I’ll be contributing to this event at the end of May….

The City Of Manchester stadium, a legacy of the 2002 Commonwealth Games. Now renamed as the Etihad Stadium and home to Manchester City football club.

 

A Sporting Chance: the legacies of mega-events for post-industrial British cities

 23rd and 24th May 2012

Centre for Research on Socio-Cultural Change (CRESC), University of Manchester

Comparing the city of Manchester, ten years after it hosted the Commonwealth Games, with London – host to the Olympic Games in 2012, this two day workshop invites critical inter-disciplinary discussion and evaluation of the legacies of sporting mega-events for post-industrial British cities.

The workshop is funded by the new Urban Experiments research theme at CRESC  and brings together twelve academics whose research is concerned, in various ways, with exploring the socio-economic, political and material transformations brought about by post-industrialisation and/or sporting mega events billed as catalysts for urban regeneration.

Speakers include:

Mike Raco, Professor of Urban and Regional Governance, The Bartlett School of Planning, UCL, London.

Dr Adam Brown, Director and founder member of Substance research cooperative, Manchester

Professor John Gold, Department of History, Philosophy and Religion – Faculty of Humanities and Social Sciences, Oxford Brookes University.

Professor John Horne, Professor of Sport and Sociology, University of Central Lancashire

Dr Larissa Davies, Senior Research Fellow Sport Industry Research Centre Sheffield Hallam University

Dr. Andrew Smith, School of Architecture and the Built Environment, University of Westminster

James Kennell, Director Economic Development Resource Centre, University of Greenwich Business School.

Camilla Lewis, PhD candidate, Social Anthropology, University of Manchester

Beth Carley, PhD candidate, Cathy Marsh Centre for Survey and Social Research, University of Manchester

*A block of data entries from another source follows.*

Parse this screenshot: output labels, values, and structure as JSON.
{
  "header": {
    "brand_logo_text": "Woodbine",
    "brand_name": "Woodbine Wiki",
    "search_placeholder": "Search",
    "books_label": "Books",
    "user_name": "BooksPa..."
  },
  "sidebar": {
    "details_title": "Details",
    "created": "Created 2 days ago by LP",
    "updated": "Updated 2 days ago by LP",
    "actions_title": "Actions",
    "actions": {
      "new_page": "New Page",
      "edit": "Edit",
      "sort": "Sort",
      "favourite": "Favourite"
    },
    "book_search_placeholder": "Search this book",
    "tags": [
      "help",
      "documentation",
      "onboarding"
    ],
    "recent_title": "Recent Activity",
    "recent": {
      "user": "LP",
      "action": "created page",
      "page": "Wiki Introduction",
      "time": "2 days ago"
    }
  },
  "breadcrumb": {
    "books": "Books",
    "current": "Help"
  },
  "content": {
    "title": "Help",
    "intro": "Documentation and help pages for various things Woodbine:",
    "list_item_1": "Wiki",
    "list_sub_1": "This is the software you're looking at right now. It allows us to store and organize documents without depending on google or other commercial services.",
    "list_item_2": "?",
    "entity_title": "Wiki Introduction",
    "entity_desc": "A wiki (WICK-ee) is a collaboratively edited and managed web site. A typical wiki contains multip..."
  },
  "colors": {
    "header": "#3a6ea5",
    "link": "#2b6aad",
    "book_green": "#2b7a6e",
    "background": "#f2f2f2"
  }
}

Gillian Evans, RCUK Research Fellow, CRESC, University of Manchester

Allan Cochrane, Professor of Urban Studies, Social Sciences, Open University

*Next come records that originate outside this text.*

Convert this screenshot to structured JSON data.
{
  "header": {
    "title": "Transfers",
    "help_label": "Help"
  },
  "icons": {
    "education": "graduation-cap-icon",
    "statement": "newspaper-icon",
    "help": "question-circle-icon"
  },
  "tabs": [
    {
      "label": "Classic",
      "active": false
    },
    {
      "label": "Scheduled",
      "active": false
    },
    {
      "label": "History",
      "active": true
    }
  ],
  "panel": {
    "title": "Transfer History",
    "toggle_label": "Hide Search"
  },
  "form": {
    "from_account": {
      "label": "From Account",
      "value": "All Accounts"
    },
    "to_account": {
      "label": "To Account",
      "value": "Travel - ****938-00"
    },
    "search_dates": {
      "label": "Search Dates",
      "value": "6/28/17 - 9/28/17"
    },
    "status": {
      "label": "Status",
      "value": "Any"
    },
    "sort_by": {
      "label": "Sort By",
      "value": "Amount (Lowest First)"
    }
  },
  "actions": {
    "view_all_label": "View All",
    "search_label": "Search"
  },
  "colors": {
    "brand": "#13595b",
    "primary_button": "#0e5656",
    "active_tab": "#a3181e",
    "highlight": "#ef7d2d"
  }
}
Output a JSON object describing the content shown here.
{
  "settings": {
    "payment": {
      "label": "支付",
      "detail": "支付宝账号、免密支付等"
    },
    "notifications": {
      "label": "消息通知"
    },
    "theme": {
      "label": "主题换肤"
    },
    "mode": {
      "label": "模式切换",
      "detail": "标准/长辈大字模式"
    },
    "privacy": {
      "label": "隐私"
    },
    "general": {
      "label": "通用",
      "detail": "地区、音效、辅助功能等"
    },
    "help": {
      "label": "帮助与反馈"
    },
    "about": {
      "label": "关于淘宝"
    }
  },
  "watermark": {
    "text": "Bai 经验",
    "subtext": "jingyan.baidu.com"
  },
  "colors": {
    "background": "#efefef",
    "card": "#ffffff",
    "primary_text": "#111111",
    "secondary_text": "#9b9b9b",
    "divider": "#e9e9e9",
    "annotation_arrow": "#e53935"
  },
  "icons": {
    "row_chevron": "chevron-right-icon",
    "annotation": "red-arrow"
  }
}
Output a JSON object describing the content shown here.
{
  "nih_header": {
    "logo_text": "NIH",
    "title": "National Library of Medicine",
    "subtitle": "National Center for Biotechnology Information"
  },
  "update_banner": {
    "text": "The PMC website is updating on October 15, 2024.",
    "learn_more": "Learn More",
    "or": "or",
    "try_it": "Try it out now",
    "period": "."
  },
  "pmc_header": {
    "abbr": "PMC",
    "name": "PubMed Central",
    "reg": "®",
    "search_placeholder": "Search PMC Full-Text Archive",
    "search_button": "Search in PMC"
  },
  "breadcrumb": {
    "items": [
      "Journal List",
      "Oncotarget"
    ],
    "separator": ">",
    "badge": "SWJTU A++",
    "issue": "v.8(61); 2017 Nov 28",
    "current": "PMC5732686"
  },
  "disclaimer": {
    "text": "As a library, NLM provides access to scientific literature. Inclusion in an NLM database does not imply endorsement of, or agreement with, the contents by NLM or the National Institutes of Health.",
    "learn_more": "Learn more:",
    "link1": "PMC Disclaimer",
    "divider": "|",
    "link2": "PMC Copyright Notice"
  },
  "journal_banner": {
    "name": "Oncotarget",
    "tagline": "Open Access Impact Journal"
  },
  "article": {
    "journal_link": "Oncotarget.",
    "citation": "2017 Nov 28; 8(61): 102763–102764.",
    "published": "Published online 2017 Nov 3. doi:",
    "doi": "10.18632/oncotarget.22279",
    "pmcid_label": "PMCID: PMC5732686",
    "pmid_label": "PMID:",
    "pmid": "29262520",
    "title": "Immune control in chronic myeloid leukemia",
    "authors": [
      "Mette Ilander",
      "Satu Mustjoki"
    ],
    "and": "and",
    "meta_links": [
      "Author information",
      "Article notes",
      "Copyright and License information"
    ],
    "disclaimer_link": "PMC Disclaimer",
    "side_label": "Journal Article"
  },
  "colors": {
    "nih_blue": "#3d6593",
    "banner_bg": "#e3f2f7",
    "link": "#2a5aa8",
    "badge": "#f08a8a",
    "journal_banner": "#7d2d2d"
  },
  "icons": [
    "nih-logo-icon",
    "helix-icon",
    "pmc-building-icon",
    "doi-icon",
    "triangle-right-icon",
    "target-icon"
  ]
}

For more information and to reserve a place contact K.D.ho@open.ac.uk

Further Education and Local Economic Development

This is a presentation that I gave last week at the annual Teaching and Learning Conference at Thanet College in Kent, UK.

In my talk, I explored some of the language currently being used by the Government and by OFSTED when they make links between further education and local economic development.  As with much current policy rhetoric in the UK, there are a number of ambiguities in the Government’s views about the future role of FE in local economies and I picked out a couple of these as a way of encouraging the College to think about how it could start to set its own agenda for achieving an ‘excellent’ OFSTED assessment.  In particular, I noted how the culture-led regeneration of Margate and the new Enterprise Zone for East Kent show that the future of local skills development will be in the knowledge economy, meaning that across all areas of the curriculum, teaching and learning should be developing students’ creativity, collaborative skills and flexibility.

I spent half the day at Thanet College and it was a great insight into the current state of Further Education – I learnt a lot from some brief conversations with colleagues there and heard about some fantastic work that is being done.  In particular, it was exciting to hear about how a shift to a student-led, creative curriculum in one subject area had dramatically improved student retention and achievement.